The menace posed by the combination of fire-denuded hills and rainstorms in Santa Barbara County is being fought through five grants awarded this week by California Fish & Wildlife. Three go to County Public Works to fund planning to increase capacity in the debris basins below San Ysidro, Cold Springs, and Romero canyons, and dovetails with federal emergency funding for engineering and construction, said County Public Works engineer Jon Frye. The $400,000 state grant covers the next two to three years, during which time further inundation is expected, said Matt Wells, a grant manager at Fish & Wildlife.
A fish-passage project received $1.17 million that will add four-plus miles of access to key habitat in El Capitan Canyon. An existing culvert has been affecting swimming fish with either too shallow or too speedy water, said Nat Cox, a scientis with State Parks. Debris and sediment after 2017’s Whittier Fire further blocked steelhead from upstream areas. The culvert is being replaced with a bridge and the natural creek bottom restored. The re-engineering was completed through South Coast Habitat Restoration, and California Parks and Recreation is in charge of the second phase of the work. The bridge work in the state park should finish in 2020, and re-vegetation and monitoring of the area will go through 2024.

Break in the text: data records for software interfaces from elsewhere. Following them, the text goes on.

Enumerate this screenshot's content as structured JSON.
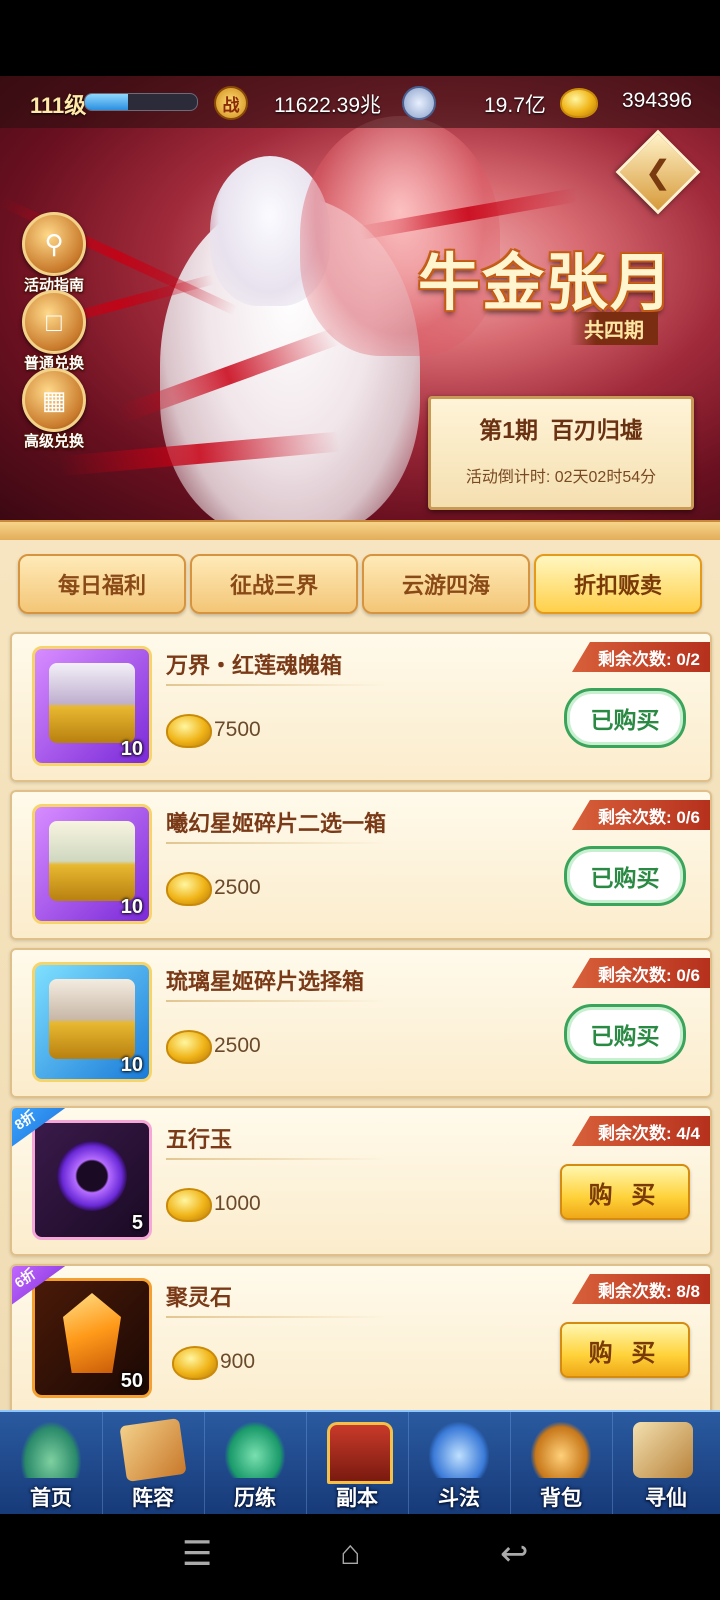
{
  "topbar": {
    "level": "111级",
    "xp_fraction": 0.38,
    "power": "11622.39兆",
    "coins": "19.7亿",
    "gold": "394396",
    "power_icon": "battle-icon",
    "coin_icon": "silver-coin-icon",
    "gold_icon": "gold-ingot-icon"
  },
  "side_buttons": [
    {
      "label": "活动指南",
      "icon": "magnifier-icon"
    },
    {
      "label": "普通兑换",
      "icon": "gift-box-icon"
    },
    {
      "label": "高级兑换",
      "icon": "gift-icon"
    }
  ],
  "event": {
    "title": "牛金张月",
    "subtitle": "共四期",
    "phase": "第1期  百刃归墟",
    "countdown": "活动倒计时: 02天02时54分"
  },
  "tabs": [
    {
      "label": "每日福利",
      "active": false
    },
    {
      "label": "征战三界",
      "active": false
    },
    {
      "label": "云游四海",
      "active": false
    },
    {
      "label": "折扣贩卖",
      "active": true
    }
  ],
  "items": [
    {
      "name": "万界・红莲魂魄箱",
      "price": "7500",
      "qty": "10",
      "remain": "剩余次数: 0/2",
      "button": "已购买",
      "bought": true,
      "discount": ""
    },
    {
      "name": "曦幻星姬碎片二选一箱",
      "price": "2500",
      "qty": "10",
      "remain": "剩余次数: 0/6",
      "button": "已购买",
      "bought": true,
      "discount": ""
    },
    {
      "name": "琉璃星姬碎片选择箱",
      "price": "2500",
      "qty": "10",
      "remain": "剩余次数: 0/6",
      "button": "已购买",
      "bought": true,
      "discount": ""
    },
    {
      "name": "五行玉",
      "price": "1000",
      "qty": "5",
      "remain": "剩余次数: 4/4",
      "button": "购 买",
      "bought": false,
      "discount": "8折"
    },
    {
      "name": "聚灵石",
      "price": "900",
      "qty": "50",
      "remain": "剩余次数: 8/8",
      "button": "购 买",
      "bought": false,
      "discount": "6折"
    }
  ],
  "nav": [
    {
      "label": "首页",
      "icon": "home-mountain-icon"
    },
    {
      "label": "阵容",
      "icon": "cards-icon"
    },
    {
      "label": "历练",
      "icon": "gourd-icon"
    },
    {
      "label": "副本",
      "icon": "gate-icon"
    },
    {
      "label": "斗法",
      "icon": "sword-altar-icon"
    },
    {
      "label": "背包",
      "icon": "bag-icon"
    },
    {
      "label": "寻仙",
      "icon": "scroll-icon"
    }
  ],
  "system_nav": {
    "menu": "☰",
    "home": "⌂",
    "back": "↩"
  },
  "colors": {
    "accent_gold": "#ffd04a",
    "bought_green": "#3aa45a",
    "remain_red": "#b5301c",
    "nav_blue": "#173a78"
  }
}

Last, the Santa Barbara Botanic Garden received $382,000 to collect information along 390 miles of trails in the Thomas and Whittier fire watersheds. Garden staff and a hoped-for cadre of citizen volunteers will be trained to seek areas where vegetation has regrown to the extent that native seed collection might be possible and to evaluate places in need of restoration or weed control, said Executive Director Steve Windhager. Partnering in the undertaking are the Conservation Biology Institute and the Los Padres Forest Association.
The effort will create a baseline of information for 171,640 acres of the two burn scars. To be collected next spring, the data will inform a future set of projects, which could include native seed collection, weed control, mudslide or trail stabilization, or native seed/vegetation planting. For the short term, the assessment aims to improve on-the-ground surveys like this — previously conducted in the Zaca and Jesusita scars — and also describe the citizen-scientist participation, which is a growing trend.